The Ninth Hour: A Novel, a book by Alice McDermott (review)
Novelists are often drawn back to the same time and place again and again in their work, to an emotional geography that formed them as people and as writers. For Alice McDermott, that place is among the working-class Catholics of 1950s-era Brooklyn and Long Island. Her work consistently involves the quietest stories focused on lives of little note.
In the Catholic canon, the "Liturgy of the Hours", such as vespers and lauds, marks the time of day for certain prayers; none, the ninth hour of the day, 3 p.m., is the time for mid-afternoon prayers. It is around that time on a cold and rainy February day that a young man sends his pregnant wife out to do the marketing so that he can close up their tiny apartment, kill the pilot light, and lie down in the bedroom for a permanent nap.
We see the aftermath of the explosion and fire through the eyes of neighborhood nun Sister St. Savior. Despite her desperate need for a toilet after a day spent begging at the Woolworth’s for the Little Nursing Sisters of the Sick Poor, the nun walks into the house rather than pass by, and immediately takes matters into her capable if arthritic hands.
Thus begins the story of Annie, the new widow, her daughter, Sally (christened St. Savior), the nuns of the convent of the Little Nursing Sisters, and the various characters that inhabit their work-weary neighborhood.
As unassuming a writer as McDermott is, she sometimes surprises readers with her willingness to break rules. In her 1998 National Book Award winner, Charming Billy, she got away with using a first-person narrator for a closely told story, the bulk of which took place before the narrator was even born.
Rebel McDermott is here again, this story narrated by an even more captivating “we,” signifying the children of Sally and her husband, Patrick Tierney, who grew up together. The Tierney children — how many? boys? girls? — tell this story in intimate detail, describing their grandfather’s last solitary moments, Sister St. Savior’s internal considerations of God, and countless other hidden moments. It’s a delicious little twist of narrative expectations that McDermott pulls off effortlessly.
The story unspools gradually, alluding to certain incidents and episodes, returning to them, adding flavor and depth at each pass. Sally and Patrick’s children recount the stories they grew up hearing.
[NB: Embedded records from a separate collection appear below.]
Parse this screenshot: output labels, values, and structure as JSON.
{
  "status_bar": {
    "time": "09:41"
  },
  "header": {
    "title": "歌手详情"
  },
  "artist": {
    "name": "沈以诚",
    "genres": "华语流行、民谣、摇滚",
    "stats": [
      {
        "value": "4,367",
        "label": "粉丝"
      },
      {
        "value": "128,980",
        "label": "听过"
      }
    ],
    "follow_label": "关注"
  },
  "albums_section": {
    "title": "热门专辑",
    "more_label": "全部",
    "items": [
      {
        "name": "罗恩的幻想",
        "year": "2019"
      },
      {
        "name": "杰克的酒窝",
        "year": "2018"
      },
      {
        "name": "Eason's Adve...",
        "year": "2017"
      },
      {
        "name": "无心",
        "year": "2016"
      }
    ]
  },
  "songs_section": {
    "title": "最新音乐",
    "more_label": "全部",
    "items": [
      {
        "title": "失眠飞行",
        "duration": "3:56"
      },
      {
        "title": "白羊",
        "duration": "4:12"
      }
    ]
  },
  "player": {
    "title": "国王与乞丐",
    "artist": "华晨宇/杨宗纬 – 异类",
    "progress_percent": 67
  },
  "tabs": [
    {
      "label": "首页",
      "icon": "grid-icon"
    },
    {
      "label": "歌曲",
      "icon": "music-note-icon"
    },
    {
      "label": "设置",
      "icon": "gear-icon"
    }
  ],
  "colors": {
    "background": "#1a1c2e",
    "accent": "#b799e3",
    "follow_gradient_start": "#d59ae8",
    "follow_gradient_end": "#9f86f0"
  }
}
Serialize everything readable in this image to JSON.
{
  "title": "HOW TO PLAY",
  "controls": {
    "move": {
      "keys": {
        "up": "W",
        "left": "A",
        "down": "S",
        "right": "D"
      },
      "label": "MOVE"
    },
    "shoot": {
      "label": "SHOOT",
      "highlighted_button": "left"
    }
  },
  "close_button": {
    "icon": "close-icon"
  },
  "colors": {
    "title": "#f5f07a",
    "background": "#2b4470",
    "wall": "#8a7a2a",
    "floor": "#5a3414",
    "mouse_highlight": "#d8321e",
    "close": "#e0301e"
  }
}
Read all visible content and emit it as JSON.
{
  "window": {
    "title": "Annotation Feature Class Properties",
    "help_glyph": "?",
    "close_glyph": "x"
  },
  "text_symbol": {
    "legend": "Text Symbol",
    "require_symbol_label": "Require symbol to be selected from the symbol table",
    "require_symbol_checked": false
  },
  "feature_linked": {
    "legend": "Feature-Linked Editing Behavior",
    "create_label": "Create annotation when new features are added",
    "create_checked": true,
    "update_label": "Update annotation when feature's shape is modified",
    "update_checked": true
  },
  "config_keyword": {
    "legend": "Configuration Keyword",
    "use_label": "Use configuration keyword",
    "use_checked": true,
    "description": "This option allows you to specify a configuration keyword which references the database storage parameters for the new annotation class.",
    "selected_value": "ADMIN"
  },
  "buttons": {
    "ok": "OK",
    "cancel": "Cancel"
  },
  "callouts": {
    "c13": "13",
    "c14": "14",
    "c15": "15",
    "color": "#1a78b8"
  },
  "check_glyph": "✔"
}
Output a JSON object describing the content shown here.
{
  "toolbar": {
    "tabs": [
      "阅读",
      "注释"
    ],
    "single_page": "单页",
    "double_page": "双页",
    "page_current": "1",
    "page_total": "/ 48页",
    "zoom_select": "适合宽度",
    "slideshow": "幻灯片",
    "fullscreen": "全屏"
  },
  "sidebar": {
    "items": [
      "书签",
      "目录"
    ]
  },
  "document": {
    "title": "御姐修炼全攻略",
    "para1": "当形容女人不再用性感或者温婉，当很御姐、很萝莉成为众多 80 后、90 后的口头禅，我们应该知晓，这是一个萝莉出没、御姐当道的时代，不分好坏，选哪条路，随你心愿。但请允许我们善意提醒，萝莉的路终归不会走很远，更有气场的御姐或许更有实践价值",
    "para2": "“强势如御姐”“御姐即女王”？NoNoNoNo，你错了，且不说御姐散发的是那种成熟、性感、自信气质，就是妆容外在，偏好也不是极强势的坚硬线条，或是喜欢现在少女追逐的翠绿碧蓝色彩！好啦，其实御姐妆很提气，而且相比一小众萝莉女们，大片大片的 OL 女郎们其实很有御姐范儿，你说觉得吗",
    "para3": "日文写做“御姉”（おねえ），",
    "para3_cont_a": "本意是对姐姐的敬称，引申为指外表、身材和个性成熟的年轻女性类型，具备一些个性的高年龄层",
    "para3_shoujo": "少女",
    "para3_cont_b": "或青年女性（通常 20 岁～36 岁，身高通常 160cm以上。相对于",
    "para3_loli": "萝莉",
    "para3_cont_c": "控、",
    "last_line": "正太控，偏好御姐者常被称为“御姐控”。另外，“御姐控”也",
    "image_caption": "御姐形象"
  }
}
That their grandmothers, Annie and Liz, were fast friends from before their parents were born means the stories of the two families bleed into each other to become one.
Many of the stories involve the residents of the convent of the Little Nursing Sisters of the Sick Poor — primarily Sisters Lucy, Illuminata, and Jeanne — women who understand what needs to be done and simply do it. They are by necessity practical and tough, and have few saintly illusions about life. Their devotion to God is primarily manifest in the unceasing labor they pour into easing the suffering of others.
If Lucy is brusque and unsmiling while Jeanne’s eyes twinkle perpetually on the brink of laughter, both women prove themselves equal to any task, starting with making Annie’s apartment habitable again and finding the money to employ her to help Illuminata with the convent’s mending and washing. They also see things clearly, including the developments between Annie and the convent’s milkman, Mr. Costello.
Sally grows up in the warm embrace of Annie, the various sensibilities of the convent nuns, and the messy, tumultuous household of Liz and Michael Tierney and their six children. Sally and Patrick knew each other from infancy, and in Patrick’s stories they were destined for each other.
One of Patrick’s favorite stories involves Red Whelan, Aunt Rose, and the lasting enmity between his father and grandfather, for whom young Patrick is named. The Tierneys paid Red Whelan to take the elder Patrick’s place in battle during the Civil War.
When Red came back missing an arm, a leg, and an ear, the Tierneys bestowed on him permanent residence in their third-floor bedroom, and their young daughter Rose to be his lifetime caregiver. So much given to ensure the future of a son on whom all hopes rested. As Aunt Rose later said, “Weighed down all his life by the burden of gratitude.”
Hence the bitter and permanent break between father and son when young Michael, carelessly throwing away a generation of advancement that came at such a cost, insisted on marrying a mere immigrant servant girl — Liz.
The final insult, in the end, is that Red survives the old man. “I wonder if it irked my father, to see Red Whelan outlive him,” Michael tells Patrick. “I wonder if he thought, as he lay dying, that perhaps for three hundred dollars more Red Whelan would take his place again.”
As told to the children, the story is an object lesson in being sure the thing you think you want is worth the price you have to pay to get it. It’s the same object lesson that Sally learns when she thinks she wants to become a nun, and yet again when she thinks she wants to spend her mornings with miserable, self-pitying Mrs. Costello.
Sister Jeanne tells the children stories, too, in her old age but still with a twinkle in her eye, discussing with them the ideas of God’s sense of fair play and the joys of Heaven, something she is certain will be denied to her. How sweet, stalwart Jeanne could permanently be out of God’s grace is the central mystery of this story, while the reader’s central question, for her and several other characters, is, “Was it worth the price?”
McDermott, the master of understated storytelling, leaves us to ponder the answer.